By Cahner Olson
On my mom’s side of the family, I am the fourth descendant of Norwegian immigrants. Eli Olson, who would be my great-great-grandfather, arrived in Iowa in 1876 when he was just 2. We don’t know the reason for his immigration, but we do know he came at a time when almost one-ninth of Norway’s population was immigrating.
The surge started in the 1820s during times of religious tensions in the country. Eli and his parents followed the same trail as many other Norwegians, arriving in New York before moving west and settling on a farm in Iowa.
Fast forward almost 150 years. My mom, who works as a Realtor in Iowa and Nebraska, saw a listing in Shelby, Iowa, for a farmhouse that she recognized as the one my great-great-grandfather’s parents bought when they arrived from Norway. After Eli’s parents died and he was of age, he inherited the farm. I was 10 when I joined my mom and my mom’s cousin, Ron, to visit the farm before it was sold.
The house looked virtually the same as when my mom was a girl and spent her summers there. Ron remembered who used to sleep in each of the bedrooms when all the cousins, aunts and uncles piled into the house for family gatherings.
There was a barn behind the house that seemed almost in ruins during our visit. My mom remembered the barn well; the children used to play in it during the summer. But now it looked abandoned and in disarray. As we walked around inside, my mom found an old Hamm’s beer can, the same brand favored by Eli’s son, Earl, who would be my great-grandfather.
Our visit to the old farmhouse was in 2008, 40 years after Earl’s death. The Hamm’s beer can could have very well come from somebody else, but my mom kept the can as a memento to our visit and to the summers she spent there as a child. Ron also took a stool from that barn that he believes the cousins sat on while milking the cows.
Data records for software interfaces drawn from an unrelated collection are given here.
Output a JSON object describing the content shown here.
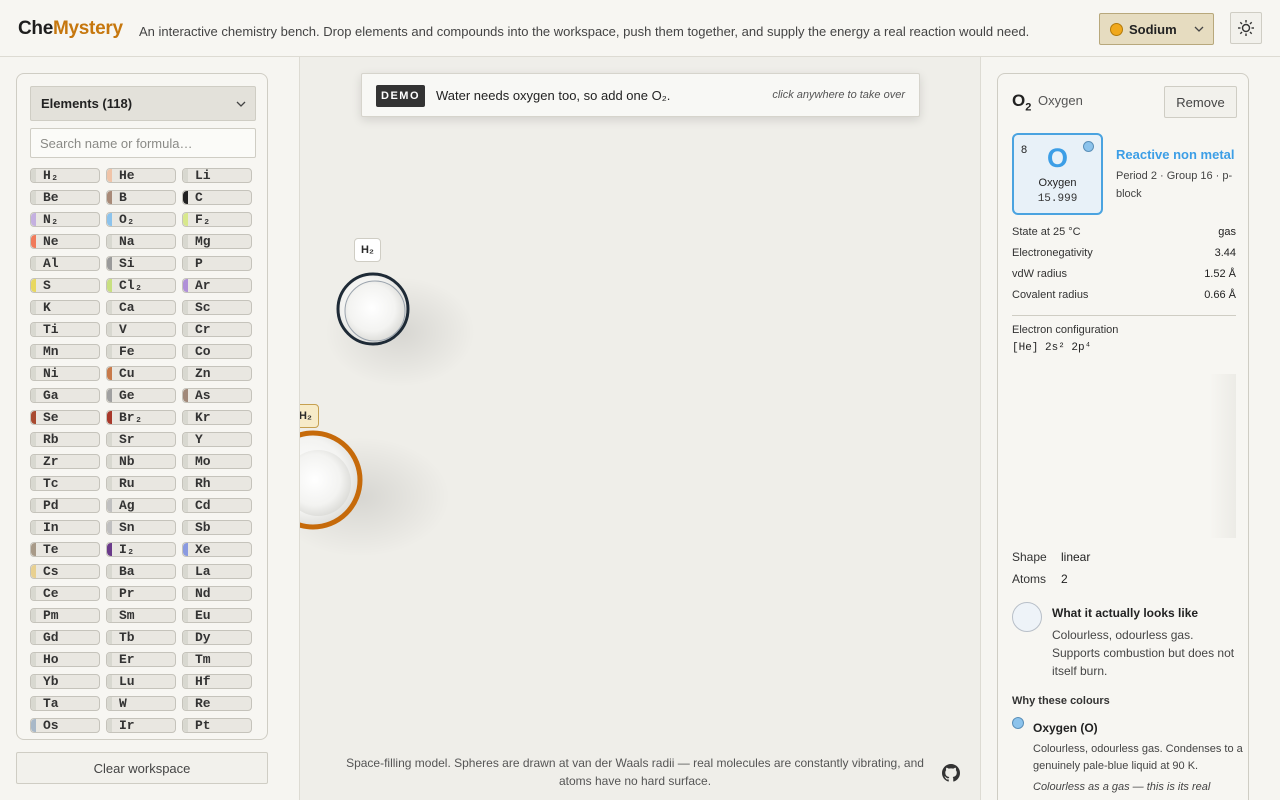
{
  "header": {
    "logo_part1": "Che",
    "logo_part2": "Mystery",
    "tagline": "An interactive chemistry bench. Drop elements and compounds into the workspace, push them together, and supply the energy a real reaction would need.",
    "element_select": {
      "value": "Sodium",
      "color": "#f0a81c"
    },
    "theme_icon": "sun-icon"
  },
  "sidebar": {
    "dropdown_label": "Elements (118)",
    "search_placeholder": "Search name or formula…",
    "chips": [
      {
        "label": "H₂",
        "color": "#d8d8d0"
      },
      {
        "label": "He",
        "color": "#f0c4a8"
      },
      {
        "label": "Li",
        "color": "#d8d8d0"
      },
      {
        "label": "Be",
        "color": "#d8d8d0"
      },
      {
        "label": "B",
        "color": "#a88a78"
      },
      {
        "label": "C",
        "color": "#222222"
      },
      {
        "label": "N₂",
        "color": "#c4b0e0"
      },
      {
        "label": "O₂",
        "color": "#8cc3ec"
      },
      {
        "label": "F₂",
        "color": "#d8e88c"
      },
      {
        "label": "Ne",
        "color": "#f07a5a"
      },
      {
        "label": "Na",
        "color": "#d8d8d0"
      },
      {
        "label": "Mg",
        "color": "#d8d8d0"
      },
      {
        "label": "Al",
        "color": "#d8d8d0"
      },
      {
        "label": "Si",
        "color": "#9a9a9a"
      },
      {
        "label": "P",
        "color": "#d8d8d0"
      },
      {
        "label": "S",
        "color": "#e8d860"
      },
      {
        "label": "Cl₂",
        "color": "#c8e080"
      },
      {
        "label": "Ar",
        "color": "#b090d8"
      },
      {
        "label": "K",
        "color": "#d8d8d0"
      },
      {
        "label": "Ca",
        "color": "#d8d8d0"
      },
      {
        "label": "Sc",
        "color": "#d8d8d0"
      },
      {
        "label": "Ti",
        "color": "#d8d8d0"
      },
      {
        "label": "V",
        "color": "#d8d8d0"
      },
      {
        "label": "Cr",
        "color": "#d8d8d0"
      },
      {
        "label": "Mn",
        "color": "#d8d8d0"
      },
      {
        "label": "Fe",
        "color": "#d8d8d0"
      },
      {
        "label": "Co",
        "color": "#d8d8d0"
      },
      {
        "label": "Ni",
        "color": "#d8d8d0"
      },
      {
        "label": "Cu",
        "color": "#c87a4a"
      },
      {
        "label": "Zn",
        "color": "#d8d8d0"
      },
      {
        "label": "Ga",
        "color": "#d8d8d0"
      },
      {
        "label": "Ge",
        "color": "#a0a0a0"
      },
      {
        "label": "As",
        "color": "#a08878"
      },
      {
        "label": "Se",
        "color": "#a84a30"
      },
      {
        "label": "Br₂",
        "color": "#a8382a"
      },
      {
        "label": "Kr",
        "color": "#d8d8d0"
      },
      {
        "label": "Rb",
        "color": "#d8d8d0"
      },
      {
        "label": "Sr",
        "color": "#d8d8d0"
      },
      {
        "label": "Y",
        "color": "#d8d8d0"
      },
      {
        "label": "Zr",
        "color": "#d8d8d0"
      },
      {
        "label": "Nb",
        "color": "#d8d8d0"
      },
      {
        "label": "Mo",
        "color": "#d8d8d0"
      },
      {
        "label": "Tc",
        "color": "#d8d8d0"
      },
      {
        "label": "Ru",
        "color": "#d8d8d0"
      },
      {
        "label": "Rh",
        "color": "#d8d8d0"
      },
      {
        "label": "Pd",
        "color": "#d8d8d0"
      },
      {
        "label": "Ag",
        "color": "#c0c0c0"
      },
      {
        "label": "Cd",
        "color": "#d8d8d0"
      },
      {
        "label": "In",
        "color": "#d8d8d0"
      },
      {
        "label": "Sn",
        "color": "#c0c0c0"
      },
      {
        "label": "Sb",
        "color": "#d8d8d0"
      },
      {
        "label": "Te",
        "color": "#a89a88"
      },
      {
        "label": "I₂",
        "color": "#6a3a8a"
      },
      {
        "label": "Xe",
        "color": "#8a9ae0"
      },
      {
        "label": "Cs",
        "color": "#e8d090"
      },
      {
        "label": "Ba",
        "color": "#d8d8d0"
      },
      {
        "label": "La",
        "color": "#d8d8d0"
      },
      {
        "label": "Ce",
        "color": "#d8d8d0"
      },
      {
        "label": "Pr",
        "color": "#d8d8d0"
      },
      {
        "label": "Nd",
        "color": "#d8d8d0"
      },
      {
        "label": "Pm",
        "color": "#d8d8d0"
      },
      {
        "label": "Sm",
        "color": "#d8d8d0"
      },
      {
        "label": "Eu",
        "color": "#d8d8d0"
      },
      {
        "label": "Gd",
        "color": "#d8d8d0"
      },
      {
        "label": "Tb",
        "color": "#d8d8d0"
      },
      {
        "label": "Dy",
        "color": "#d8d8d0"
      },
      {
        "label": "Ho",
        "color": "#d8d8d0"
      },
      {
        "label": "Er",
        "color": "#d8d8d0"
      },
      {
        "label": "Tm",
        "color": "#d8d8d0"
      },
      {
        "label": "Yb",
        "color": "#d8d8d0"
      },
      {
        "label": "Lu",
        "color": "#d8d8d0"
      },
      {
        "label": "Hf",
        "color": "#d8d8d0"
      },
      {
        "label": "Ta",
        "color": "#d8d8d0"
      },
      {
        "label": "W",
        "color": "#d8d8d0"
      },
      {
        "label": "Re",
        "color": "#d8d8d0"
      },
      {
        "label": "Os",
        "color": "#a8b8c8"
      },
      {
        "label": "Ir",
        "color": "#d8d8d0"
      },
      {
        "label": "Pt",
        "color": "#d8d8d0"
      }
    ],
    "clear_label": "Clear workspace"
  },
  "workspace": {
    "demo_badge": "DEMO",
    "demo_text": "Water needs oxygen too, so add one O₂.",
    "demo_hint": "click anywhere to take over",
    "molecules": [
      {
        "label": "H₂",
        "ring_color": "#1e2a36",
        "label_bg": "#ffffff",
        "label_border": "#cfcdc4"
      },
      {
        "label": "H₂",
        "ring_color": "#c66a0a",
        "label_bg": "#f7ebc8",
        "label_border": "#c6a050"
      }
    ],
    "caption": "Space-filling model. Spheres are drawn at van der Waals radii — real molecules are constantly vibrating, and atoms have no hard surface.",
    "github_icon": "github-icon"
  },
  "detail": {
    "formula_symbol": "O",
    "formula_sub": "2",
    "name": "Oxygen",
    "remove_label": "Remove",
    "tile": {
      "number": "8",
      "symbol": "O",
      "name": "Oxygen",
      "mass": "15.999",
      "color": "#3c9ee6"
    },
    "category": "Reactive non metal",
    "period_group": "Period 2 · Group 16 · p-block",
    "properties": [
      {
        "label": "State at 25 °C",
        "value": "gas"
      },
      {
        "label": "Electronegativity",
        "value": "3.44"
      },
      {
        "label": "vdW radius",
        "value": "1.52 Å"
      },
      {
        "label": "Covalent radius",
        "value": "0.66 Å"
      }
    ],
    "econf_label": "Electron configuration",
    "econf_value": "[He] 2s² 2p⁴",
    "shape_label": "Shape",
    "shape_value": "linear",
    "atoms_label": "Atoms",
    "atoms_value": "2",
    "look_title": "What it actually looks like",
    "look_desc": "Colourless, odourless gas. Supports combustion but does not itself burn.",
    "why_title": "Why these colours",
    "why_name": "Oxygen (O)",
    "why_desc": "Colourless, odourless gas. Condenses to a genuinely pale-blue liquid at 90 K.",
    "why_note": "Colourless as a gas — this is its real"
  }
}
A few years after our visit, the farmhouse and barn caught fire. Whatever structure was left was torn down and sold as farmland, causing a huge piece of my family’s history to disappear.
My cousin’s and I are the first generation of Olsons who have never played on the farm during the summer, but the family stories are still living on through an old milking stool and a Hamm’s beer can.